(Data extracted from a collection)
Content starts
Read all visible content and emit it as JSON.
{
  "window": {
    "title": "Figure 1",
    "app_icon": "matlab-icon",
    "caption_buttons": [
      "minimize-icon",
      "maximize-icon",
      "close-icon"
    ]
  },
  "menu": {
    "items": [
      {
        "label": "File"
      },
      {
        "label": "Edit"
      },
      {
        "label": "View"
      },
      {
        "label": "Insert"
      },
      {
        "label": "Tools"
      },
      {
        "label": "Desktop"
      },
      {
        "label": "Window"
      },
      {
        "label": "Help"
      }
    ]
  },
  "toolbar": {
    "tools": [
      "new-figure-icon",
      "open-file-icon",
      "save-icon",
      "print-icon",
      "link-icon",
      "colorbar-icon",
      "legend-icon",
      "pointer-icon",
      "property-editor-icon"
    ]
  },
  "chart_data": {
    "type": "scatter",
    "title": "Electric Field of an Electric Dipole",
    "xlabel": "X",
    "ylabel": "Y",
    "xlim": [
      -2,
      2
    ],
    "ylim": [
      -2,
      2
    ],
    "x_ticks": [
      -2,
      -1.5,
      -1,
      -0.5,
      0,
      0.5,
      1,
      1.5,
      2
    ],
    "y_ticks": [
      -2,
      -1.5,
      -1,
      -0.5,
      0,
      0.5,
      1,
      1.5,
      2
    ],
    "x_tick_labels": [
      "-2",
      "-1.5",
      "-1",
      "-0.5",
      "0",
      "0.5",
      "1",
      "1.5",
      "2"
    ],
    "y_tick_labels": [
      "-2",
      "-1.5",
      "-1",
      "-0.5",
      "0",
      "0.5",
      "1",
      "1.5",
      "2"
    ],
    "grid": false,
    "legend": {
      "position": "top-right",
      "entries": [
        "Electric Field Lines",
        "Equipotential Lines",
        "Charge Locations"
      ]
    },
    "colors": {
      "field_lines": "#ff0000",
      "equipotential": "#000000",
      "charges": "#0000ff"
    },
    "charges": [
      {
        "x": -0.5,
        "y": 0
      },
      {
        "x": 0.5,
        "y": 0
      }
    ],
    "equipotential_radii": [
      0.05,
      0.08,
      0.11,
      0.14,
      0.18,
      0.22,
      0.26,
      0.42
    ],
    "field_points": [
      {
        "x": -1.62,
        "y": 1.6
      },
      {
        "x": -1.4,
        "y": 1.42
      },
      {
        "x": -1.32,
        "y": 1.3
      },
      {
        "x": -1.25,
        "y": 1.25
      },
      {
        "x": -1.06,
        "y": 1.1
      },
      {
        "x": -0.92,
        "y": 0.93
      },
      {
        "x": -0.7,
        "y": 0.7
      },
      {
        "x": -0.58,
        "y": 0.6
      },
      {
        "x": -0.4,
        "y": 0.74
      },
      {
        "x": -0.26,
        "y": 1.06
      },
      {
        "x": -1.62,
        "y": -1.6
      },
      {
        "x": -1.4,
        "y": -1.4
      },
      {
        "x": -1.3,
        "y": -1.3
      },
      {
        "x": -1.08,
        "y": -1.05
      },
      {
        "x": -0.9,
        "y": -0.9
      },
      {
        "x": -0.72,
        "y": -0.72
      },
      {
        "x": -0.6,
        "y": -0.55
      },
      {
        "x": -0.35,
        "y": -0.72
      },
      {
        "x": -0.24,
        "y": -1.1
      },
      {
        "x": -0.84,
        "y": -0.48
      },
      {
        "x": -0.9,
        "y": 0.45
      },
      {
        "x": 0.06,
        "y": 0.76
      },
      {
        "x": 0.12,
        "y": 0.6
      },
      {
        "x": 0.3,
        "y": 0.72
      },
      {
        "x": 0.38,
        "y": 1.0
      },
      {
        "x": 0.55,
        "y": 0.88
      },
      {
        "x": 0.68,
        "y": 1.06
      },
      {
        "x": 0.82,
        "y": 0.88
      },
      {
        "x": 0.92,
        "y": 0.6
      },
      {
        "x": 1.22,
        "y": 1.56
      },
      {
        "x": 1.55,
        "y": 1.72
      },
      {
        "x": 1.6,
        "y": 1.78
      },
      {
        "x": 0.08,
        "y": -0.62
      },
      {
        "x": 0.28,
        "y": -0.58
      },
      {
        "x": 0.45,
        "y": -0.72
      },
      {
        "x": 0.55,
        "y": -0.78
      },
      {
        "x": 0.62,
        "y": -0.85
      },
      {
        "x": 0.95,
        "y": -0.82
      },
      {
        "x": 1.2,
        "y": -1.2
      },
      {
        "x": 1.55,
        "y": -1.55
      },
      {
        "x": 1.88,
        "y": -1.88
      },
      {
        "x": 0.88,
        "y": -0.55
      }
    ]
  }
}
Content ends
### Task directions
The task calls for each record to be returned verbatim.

### Reply
Read all visible content and emit it as JSON.
{
  "window": {
    "title": "Figure 1",
    "app_icon": "matlab-icon",
    "caption_buttons": [
      "minimize-icon",
      "maximize-icon",
      "close-icon"
    ]
  },
  "menu": {
    "items": [
      {
        "label": "File"
      },
      {
        "label": "Edit"
      },
      {
        "label": "View"
      },
      {
        "label": "Insert"
      },
      {
        "label": "Tools"
      },
      {
        "label": "Desktop"
      },
      {
        "label": "Window"
      },
      {
        "label": "Help"
      }
    ]
  },
  "toolbar": {
    "tools": [
      "new-figure-icon",
      "open-file-icon",
      "save-icon",
      "print-icon",
      "link-icon",
      "colorbar-icon",
      "legend-icon",
      "pointer-icon",
      "property-editor-icon"
    ]
  },
  "chart_data": {
    "type": "scatter",
    "title": "Electric Field of an Electric Dipole",
    "xlabel": "X",
    "ylabel": "Y",
    "xlim": [
      -2,
      2
    ],
    "ylim": [
      -2,
      2
    ],
    "x_ticks": [
      -2,
      -1.5,
      -1,
      -0.5,
      0,
      0.5,
      1,
      1.5,
      2
    ],
    "y_ticks": [
      -2,
      -1.5,
      -1,
      -0.5,
      0,
      0.5,
      1,
      1.5,
      2
    ],
    "x_tick_labels": [
      "-2",
      "-1.5",
      "-1",
      "-0.5",
      "0",
      "0.5",
      "1",
      "1.5",
      "2"
    ],
    "y_tick_labels": [
      "-2",
      "-1.5",
      "-1",
      "-0.5",
      "0",
      "0.5",
      "1",
      "1.5",
      "2"
    ],
    "grid": false,
    "legend": {
      "position": "top-right",
      "entries": [
        "Electric Field Lines",
        "Equipotential Lines",
        "Charge Locations"
      ]
    },
    "colors": {
      "field_lines": "#ff0000",
      "equipotential": "#000000",
      "charges": "#0000ff"
    },
    "charges": [
      {
        "x": -0.5,
        "y": 0
      },
      {
        "x": 0.5,
        "y": 0
      }
    ],
    "equipotential_radii": [
      0.05,
      0.08,
      0.11,
      0.14,
      0.18,
      0.22,
      0.26,
      0.42
    ],
    "field_points": [
      {
        "x": -1.62,
        "y": 1.6
      },
      {
        "x": -1.4,
        "y": 1.42
      },
      {
        "x": -1.32,
        "y": 1.3
      },
      {
        "x": -1.25,
        "y": 1.25
      },
      {
        "x": -1.06,
        "y": 1.1
      },
      {
        "x": -0.92,
        "y": 0.93
      },
      {
        "x": -0.7,
        "y": 0.7
      },
      {
        "x": -0.58,
        "y": 0.6
      },
      {
        "x": -0.4,
        "y": 0.74
      },
      {
        "x": -0.26,
        "y": 1.06
      },
      {
        "x": -1.62,
        "y": -1.6
      },
      {
        "x": -1.4,
        "y": -1.4
      },
      {
        "x": -1.3,
        "y": -1.3
      },
      {
        "x": -1.08,
        "y": -1.05
      },
      {
        "x": -0.9,
        "y": -0.9
      },
      {
        "x": -0.72,
        "y": -0.72
      },
      {
        "x": -0.6,
        "y": -0.55
      },
      {
        "x": -0.35,
        "y": -0.72
      },
      {
        "x": -0.24,
        "y": -1.1
      },
      {
        "x": -0.84,
        "y": -0.48
      },
      {
        "x": -0.9,
        "y": 0.45
      },
      {
        "x": 0.06,
        "y": 0.76
      },
      {
        "x": 0.12,
        "y": 0.6
      },
      {
        "x": 0.3,
        "y": 0.72
      },
      {
        "x": 0.38,
        "y": 1.0
      },
      {
        "x": 0.55,
        "y": 0.88
      },
      {
        "x": 0.68,
        "y": 1.06
      },
      {
        "x": 0.82,
        "y": 0.88
      },
      {
        "x": 0.92,
        "y": 0.6
      },
      {
        "x": 1.22,
        "y": 1.56
      },
      {
        "x": 1.55,
        "y": 1.72
      },
      {
        "x": 1.6,
        "y": 1.78
      },
      {
        "x": 0.08,
        "y": -0.62
      },
      {
        "x": 0.28,
        "y": -0.58
      },
      {
        "x": 0.45,
        "y": -0.72
      },
      {
        "x": 0.55,
        "y": -0.78
      },
      {
        "x": 0.62,
        "y": -0.85
      },
      {
        "x": 0.95,
        "y": -0.82
      },
      {
        "x": 1.2,
        "y": -1.2
      },
      {
        "x": 1.55,
        "y": -1.55
      },
      {
        "x": 1.88,
        "y": -1.88
      },
      {
        "x": 0.88,
        "y": -0.55
      }
    ]
  }
}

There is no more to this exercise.